What is expected
The reply should return the data in full, exactly as written.

Extracted data Block Start

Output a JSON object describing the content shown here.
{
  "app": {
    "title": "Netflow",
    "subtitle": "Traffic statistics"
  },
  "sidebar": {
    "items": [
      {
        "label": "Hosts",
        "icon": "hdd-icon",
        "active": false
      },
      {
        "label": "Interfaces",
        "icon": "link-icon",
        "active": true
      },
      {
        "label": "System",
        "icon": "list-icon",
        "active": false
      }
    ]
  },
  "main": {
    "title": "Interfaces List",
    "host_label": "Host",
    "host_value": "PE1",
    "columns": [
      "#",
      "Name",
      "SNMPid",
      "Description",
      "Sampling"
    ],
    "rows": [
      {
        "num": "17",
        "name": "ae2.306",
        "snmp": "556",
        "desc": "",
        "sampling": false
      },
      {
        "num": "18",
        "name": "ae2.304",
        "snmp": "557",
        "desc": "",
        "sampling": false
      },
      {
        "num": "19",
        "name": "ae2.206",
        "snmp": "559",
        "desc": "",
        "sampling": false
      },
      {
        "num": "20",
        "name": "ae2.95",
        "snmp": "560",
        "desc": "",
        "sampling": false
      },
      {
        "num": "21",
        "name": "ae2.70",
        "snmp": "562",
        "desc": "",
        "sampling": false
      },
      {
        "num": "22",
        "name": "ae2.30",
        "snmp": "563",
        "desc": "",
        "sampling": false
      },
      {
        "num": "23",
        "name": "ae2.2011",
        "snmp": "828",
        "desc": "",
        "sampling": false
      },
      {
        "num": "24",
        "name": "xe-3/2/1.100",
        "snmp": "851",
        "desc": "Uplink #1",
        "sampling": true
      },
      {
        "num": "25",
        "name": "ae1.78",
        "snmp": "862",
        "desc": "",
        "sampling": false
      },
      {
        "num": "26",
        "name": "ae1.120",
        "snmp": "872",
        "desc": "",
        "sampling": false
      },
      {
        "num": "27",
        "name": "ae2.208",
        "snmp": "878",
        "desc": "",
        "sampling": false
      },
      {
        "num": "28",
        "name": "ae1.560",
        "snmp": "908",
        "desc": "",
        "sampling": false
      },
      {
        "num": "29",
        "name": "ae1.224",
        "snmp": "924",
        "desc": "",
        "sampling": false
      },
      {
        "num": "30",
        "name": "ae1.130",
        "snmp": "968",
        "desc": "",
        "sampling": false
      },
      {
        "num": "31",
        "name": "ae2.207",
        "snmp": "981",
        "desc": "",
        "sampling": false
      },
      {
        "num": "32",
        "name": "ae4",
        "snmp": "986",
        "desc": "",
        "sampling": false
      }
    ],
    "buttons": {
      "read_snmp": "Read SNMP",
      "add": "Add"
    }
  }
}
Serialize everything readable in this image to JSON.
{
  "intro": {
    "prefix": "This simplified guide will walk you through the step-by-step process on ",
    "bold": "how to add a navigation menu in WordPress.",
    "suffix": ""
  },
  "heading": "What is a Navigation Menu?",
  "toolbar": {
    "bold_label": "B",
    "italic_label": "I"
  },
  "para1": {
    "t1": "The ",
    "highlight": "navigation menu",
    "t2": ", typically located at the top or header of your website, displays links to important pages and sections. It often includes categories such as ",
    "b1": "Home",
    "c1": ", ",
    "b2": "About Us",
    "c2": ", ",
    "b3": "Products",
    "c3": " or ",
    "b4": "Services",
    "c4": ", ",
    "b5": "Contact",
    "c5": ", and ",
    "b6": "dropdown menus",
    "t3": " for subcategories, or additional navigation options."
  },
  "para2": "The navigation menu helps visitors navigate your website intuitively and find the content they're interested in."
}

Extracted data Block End

Result
Output a JSON object describing the content shown here.
{
  "app": {
    "title": "Netflow",
    "subtitle": "Traffic statistics"
  },
  "sidebar": {
    "items": [
      {
        "label": "Hosts",
        "icon": "hdd-icon",
        "active": false
      },
      {
        "label": "Interfaces",
        "icon": "link-icon",
        "active": true
      },
      {
        "label": "System",
        "icon": "list-icon",
        "active": false
      }
    ]
  },
  "main": {
    "title": "Interfaces List",
    "host_label": "Host",
    "host_value": "PE1",
    "columns": [
      "#",
      "Name",
      "SNMPid",
      "Description",
      "Sampling"
    ],
    "rows": [
      {
        "num": "17",
        "name": "ae2.306",
        "snmp": "556",
        "desc": "",
        "sampling": false
      },
      {
        "num": "18",
        "name": "ae2.304",
        "snmp": "557",
        "desc": "",
        "sampling": false
      },
      {
        "num": "19",
        "name": "ae2.206",
        "snmp": "559",
        "desc": "",
        "sampling": false
      },
      {
        "num": "20",
        "name": "ae2.95",
        "snmp": "560",
        "desc": "",
        "sampling": false
      },
      {
        "num": "21",
        "name": "ae2.70",
        "snmp": "562",
        "desc": "",
        "sampling": false
      },
      {
        "num": "22",
        "name": "ae2.30",
        "snmp": "563",
        "desc": "",
        "sampling": false
      },
      {
        "num": "23",
        "name": "ae2.2011",
        "snmp": "828",
        "desc": "",
        "sampling": false
      },
      {
        "num": "24",
        "name": "xe-3/2/1.100",
        "snmp": "851",
        "desc": "Uplink #1",
        "sampling": true
      },
      {
        "num": "25",
        "name": "ae1.78",
        "snmp": "862",
        "desc": "",
        "sampling": false
      },
      {
        "num": "26",
        "name": "ae1.120",
        "snmp": "872",
        "desc": "",
        "sampling": false
      },
      {
        "num": "27",
        "name": "ae2.208",
        "snmp": "878",
        "desc": "",
        "sampling": false
      },
      {
        "num": "28",
        "name": "ae1.560",
        "snmp": "908",
        "desc": "",
        "sampling": false
      },
      {
        "num": "29",
        "name": "ae1.224",
        "snmp": "924",
        "desc": "",
        "sampling": false
      },
      {
        "num": "30",
        "name": "ae1.130",
        "snmp": "968",
        "desc": "",
        "sampling": false
      },
      {
        "num": "31",
        "name": "ae2.207",
        "snmp": "981",
        "desc": "",
        "sampling": false
      },
      {
        "num": "32",
        "name": "ae4",
        "snmp": "986",
        "desc": "",
        "sampling": false
      }
    ],
    "buttons": {
      "read_snmp": "Read SNMP",
      "add": "Add"
    }
  }
}
Serialize everything readable in this image to JSON.
{
  "intro": {
    "prefix": "This simplified guide will walk you through the step-by-step process on ",
    "bold": "how to add a navigation menu in WordPress.",
    "suffix": ""
  },
  "heading": "What is a Navigation Menu?",
  "toolbar": {
    "bold_label": "B",
    "italic_label": "I"
  },
  "para1": {
    "t1": "The ",
    "highlight": "navigation menu",
    "t2": ", typically located at the top or header of your website, displays links to important pages and sections. It often includes categories such as ",
    "b1": "Home",
    "c1": ", ",
    "b2": "About Us",
    "c2": ", ",
    "b3": "Products",
    "c3": " or ",
    "b4": "Services",
    "c4": ", ",
    "b5": "Contact",
    "c5": ", and ",
    "b6": "dropdown menus",
    "t3": " for subcategories, or additional navigation options."
  },
  "para2": "The navigation menu helps visitors navigate your website intuitively and find the content they're interested in."
}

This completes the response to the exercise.